Thanks to Alexander Korda (producer of The Third Man – see page 18), Pressburger met Powell on their first collaboration, The Spy in Black (1939), about German U-boat sailors in the Orkneys in the First World War.

And so their unique, almost telepathic link was forged. Pressburger wrote the scripts and Powell directed them; they produced them together. In archive footage shot in their old age, Powell speaks in urbane, diffident English; Pressburger with a thick accent. You can sense their strong link, as they smile at each other’s reminiscences – they never had a cross word in 20 years’ working together.

This is really a film for Powell and Pressburger fans.
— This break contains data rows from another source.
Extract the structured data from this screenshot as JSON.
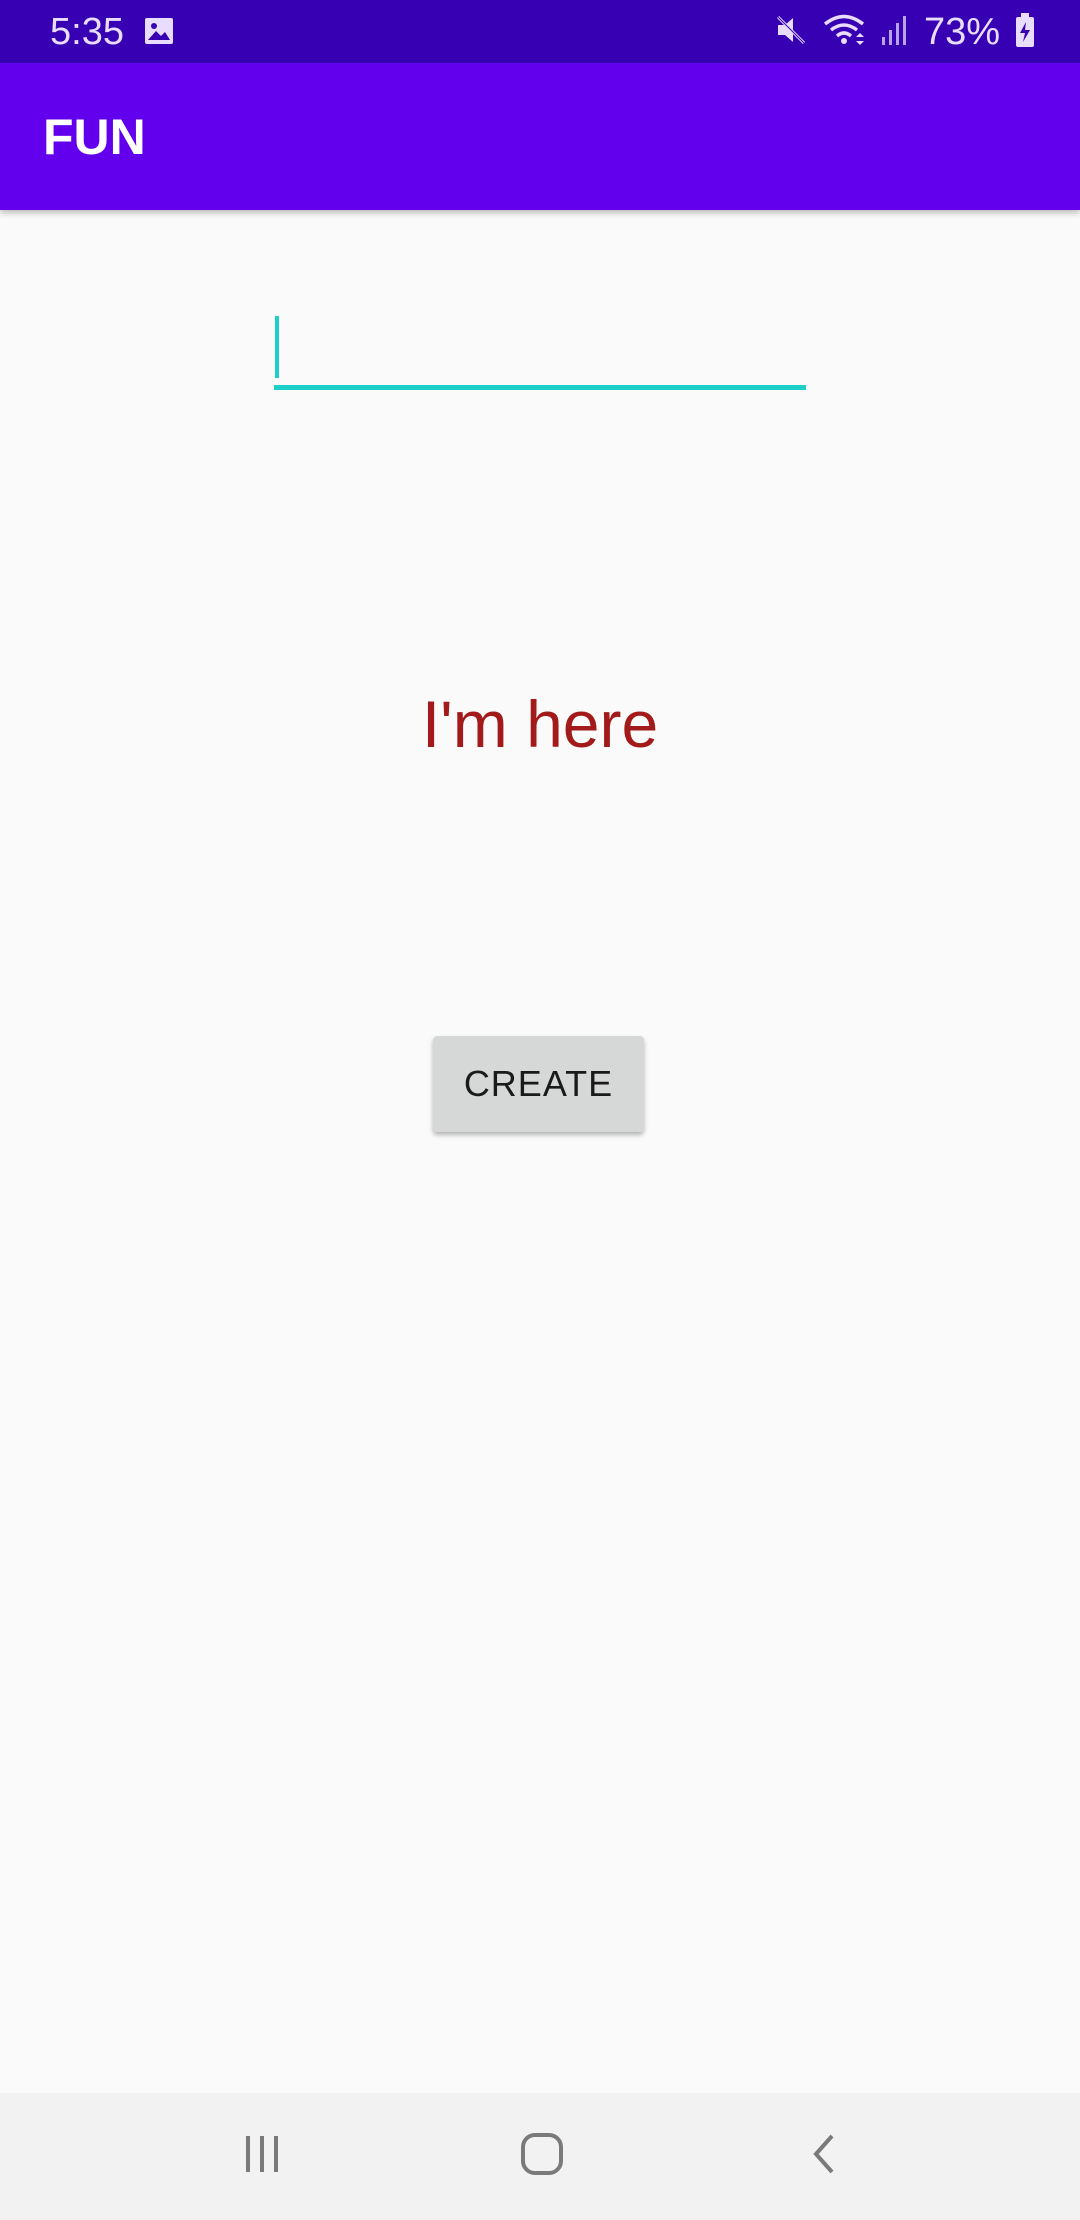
{
  "status_bar": {
    "time": "5:35",
    "battery_percent": "73%",
    "icons": [
      "image-icon",
      "mute-icon",
      "wifi-icon",
      "signal-icon",
      "battery-charging-icon"
    ]
  },
  "app_bar": {
    "title": "FUN",
    "color": "#6200ee"
  },
  "text_field": {
    "value": "",
    "placeholder": "",
    "accent_color": "#1ccfc9"
  },
  "message": {
    "text": "I'm here",
    "color": "#a31a1a"
  },
  "create_button": {
    "label": "CREATE"
  },
  "nav_bar": {
    "icons": [
      "recents-icon",
      "home-icon",
      "back-icon"
    ]
  }
}
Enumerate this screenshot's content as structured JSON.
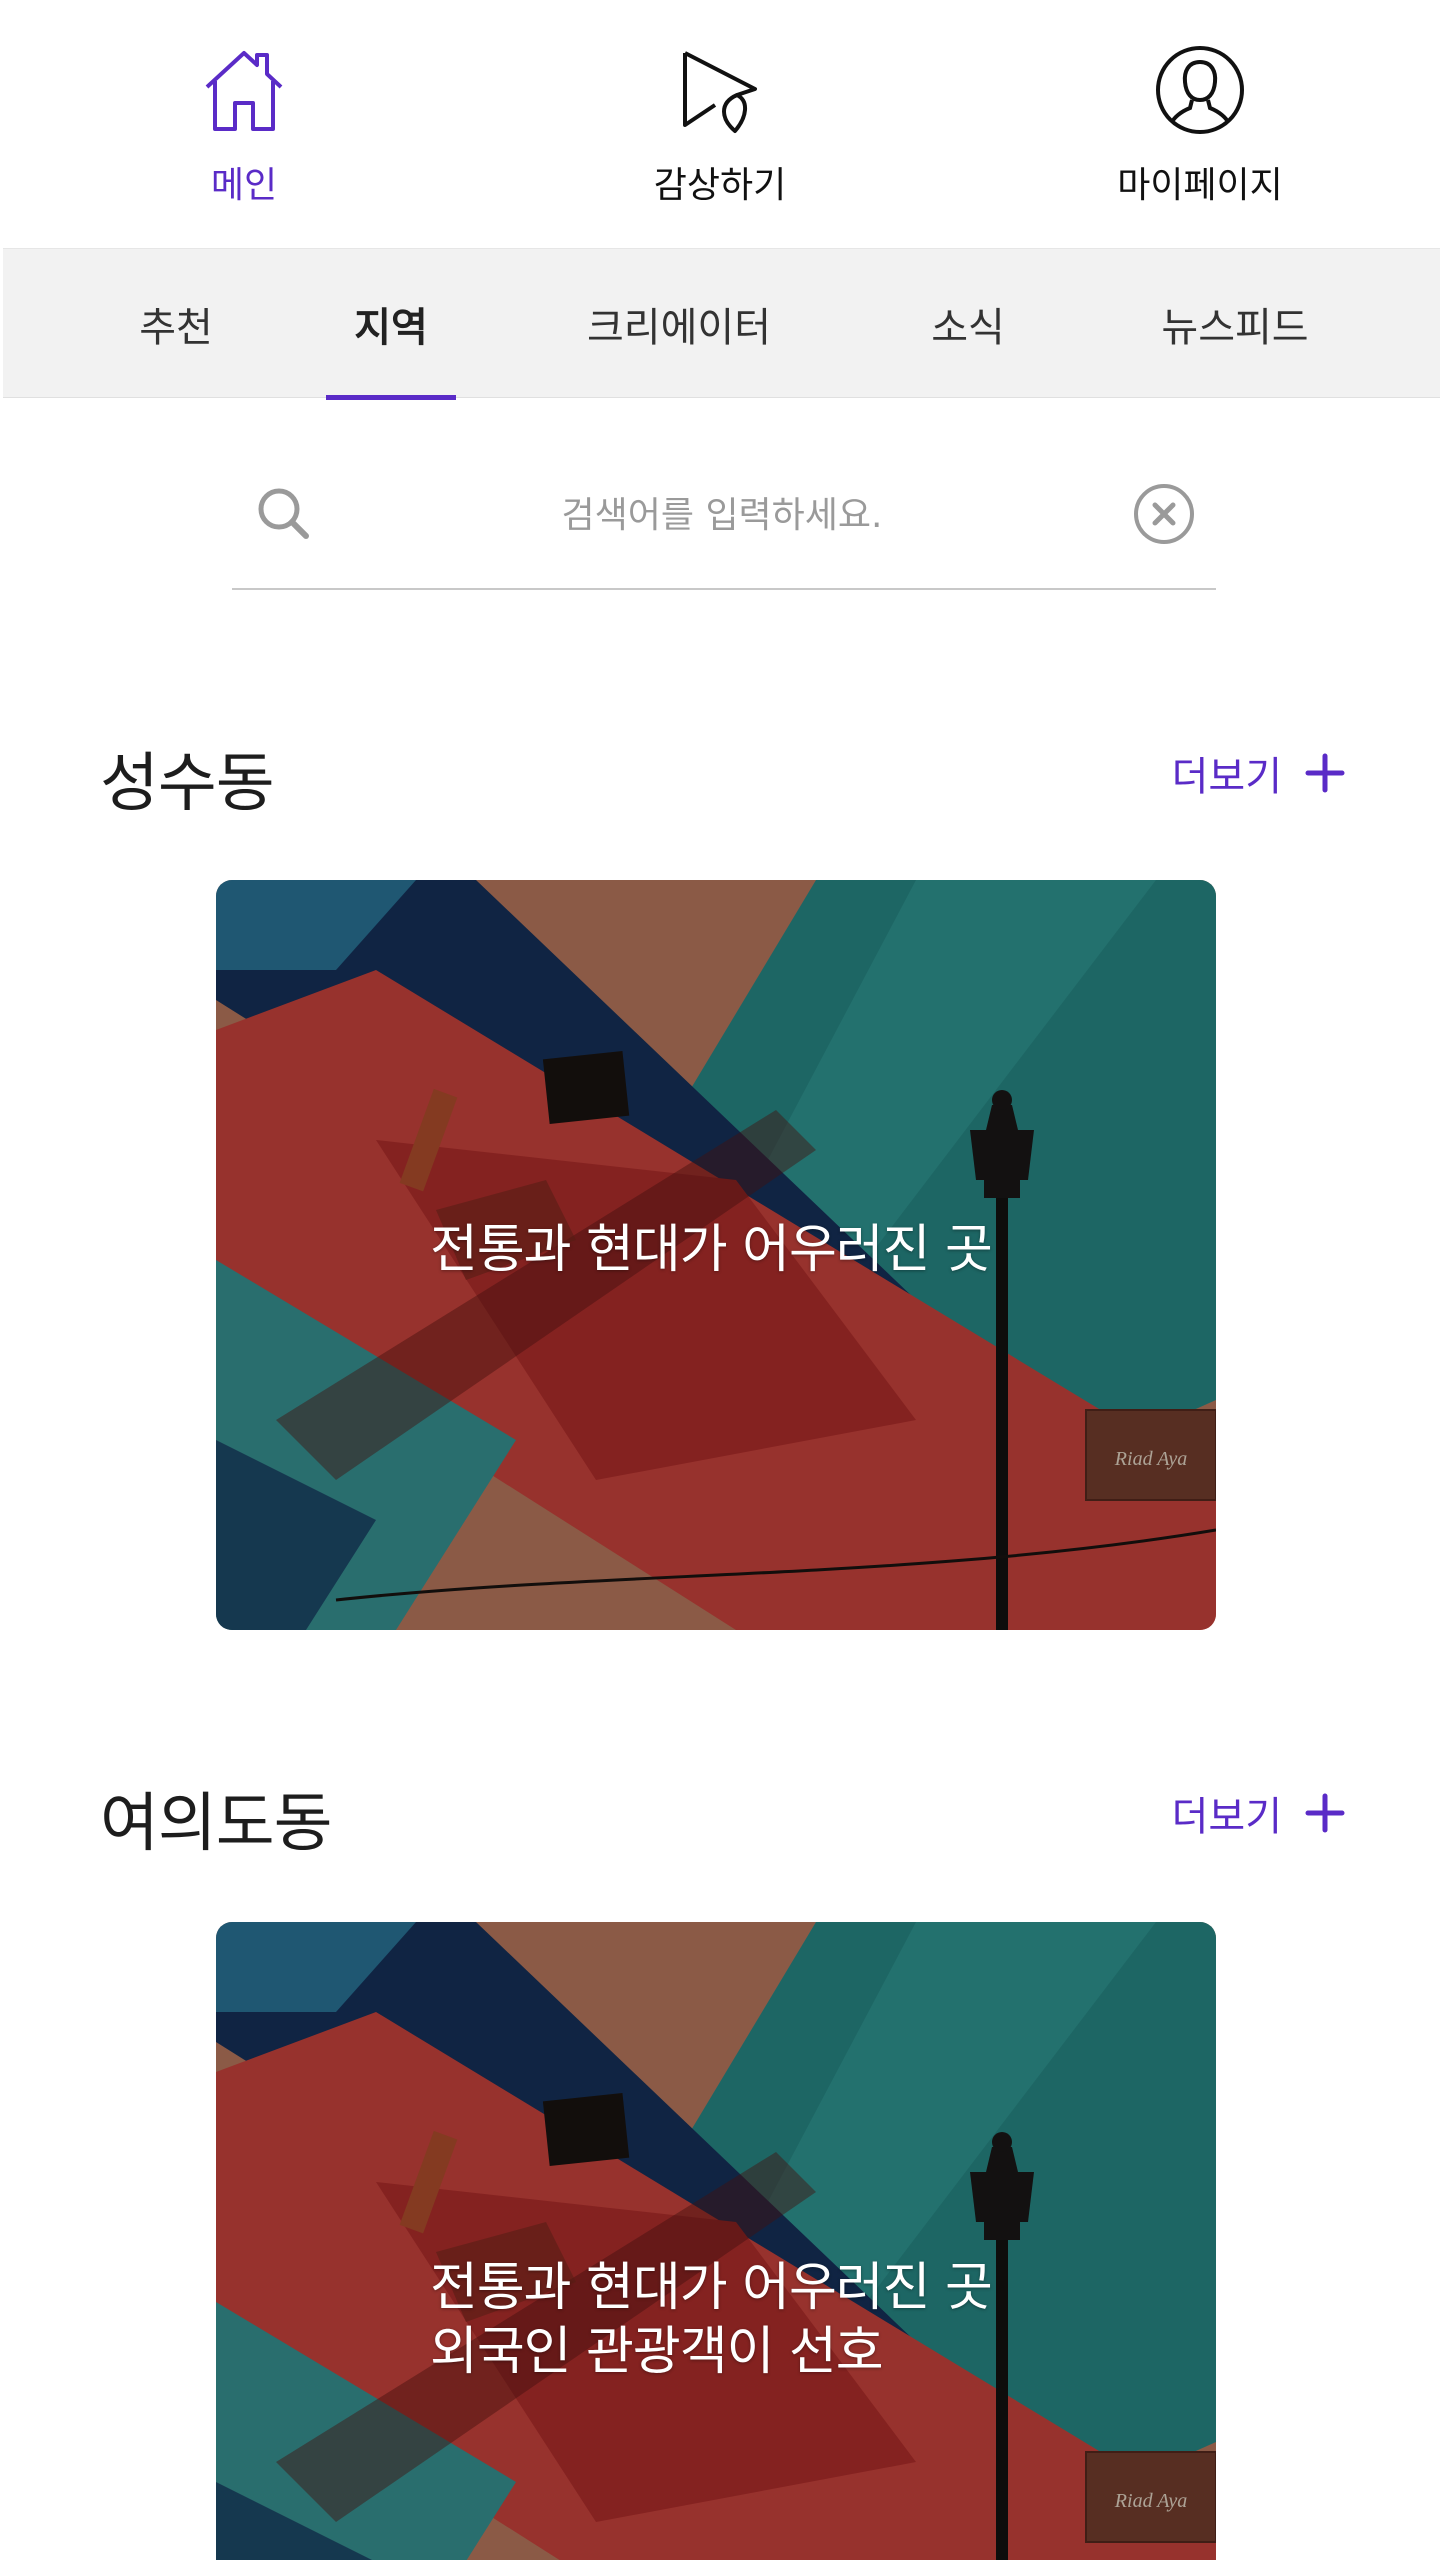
{
  "topnav": {
    "items": [
      {
        "label": "메인",
        "icon": "home-icon",
        "active": true
      },
      {
        "label": "감상하기",
        "icon": "play-pin-icon",
        "active": false
      },
      {
        "label": "마이페이지",
        "icon": "user-icon",
        "active": false
      }
    ],
    "accent": "#5a2bc7"
  },
  "tabs": [
    {
      "label": "추천",
      "active": false
    },
    {
      "label": "지역",
      "active": true
    },
    {
      "label": "크리에이터",
      "active": false
    },
    {
      "label": "소식",
      "active": false
    },
    {
      "label": "뉴스피드",
      "active": false
    }
  ],
  "search": {
    "placeholder": "검색어를 입력하세요.",
    "value": "",
    "search_icon": "search-icon",
    "clear_icon": "clear-circle-icon"
  },
  "sections": [
    {
      "title": "성수동",
      "more_label": "더보기",
      "card": {
        "caption_lines": [
          "전통과 현대가 어우러진 곳"
        ],
        "sign_text": "Riad Aya"
      }
    },
    {
      "title": "여의도동",
      "more_label": "더보기",
      "card": {
        "caption_lines": [
          "전통과 현대가 어우러진 곳",
          "외국인 관광객이 선호"
        ],
        "sign_text": "Riad Aya"
      }
    }
  ]
}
If you are one, you’ll share Scorsese’s enthusiasms. He was thrilled by their nitrate colour prints, used to produce intense, saturated colours. Watching The Life and Death of Colonel Blimp (1943), the young Scorsese was blown away by the duel between Blimp (Roger Livesey) and Theo Kretschmar- Schuldorff (Anton Walbrook). The film concentrates on the build-up rather than the duel itself. He used this technique in Raging Bull (1980), focusing on Jake LaMotta’s long walk to the ring.

Scorsese shows how subversive the Powell-Pressburger films were, for all their ultra-Britishness. Powell hated being ‘tied to facts’ – thus the dreariness of their conventional war films, The Battle of the River Plate (1956) and Ill Met by Moonlight (1957). As Pressburger put it, the two of them ‘set traps to capture magic’.

A Matter of Life and Death (1946) is full of magic tricks: the frozen moments where the cast stands still while David Niven is caught in limbo between life and death; filming heaven in bleak black-and- white, with the joy of real life captured in three-strip Technicolor. The technical side wasn’t easy either: the stairway to heaven took three months to build.

Scorsese takes you through the technical side of film-making without blinding you with science. Take the ‘composed film’ technique, pioneered in Black Narcissus (1947). Ten minutes were devoted just to music, without words, with the movie filmed round the music, rather than the music being fitted to the movie.

‘All art is one,’ Powell said of the combination of his influences. And Scorsese is the ideal guide to the Powell- Pressburger art of dreamlike, magical film-making.

This story was from June 2024 issue. Subscribe Now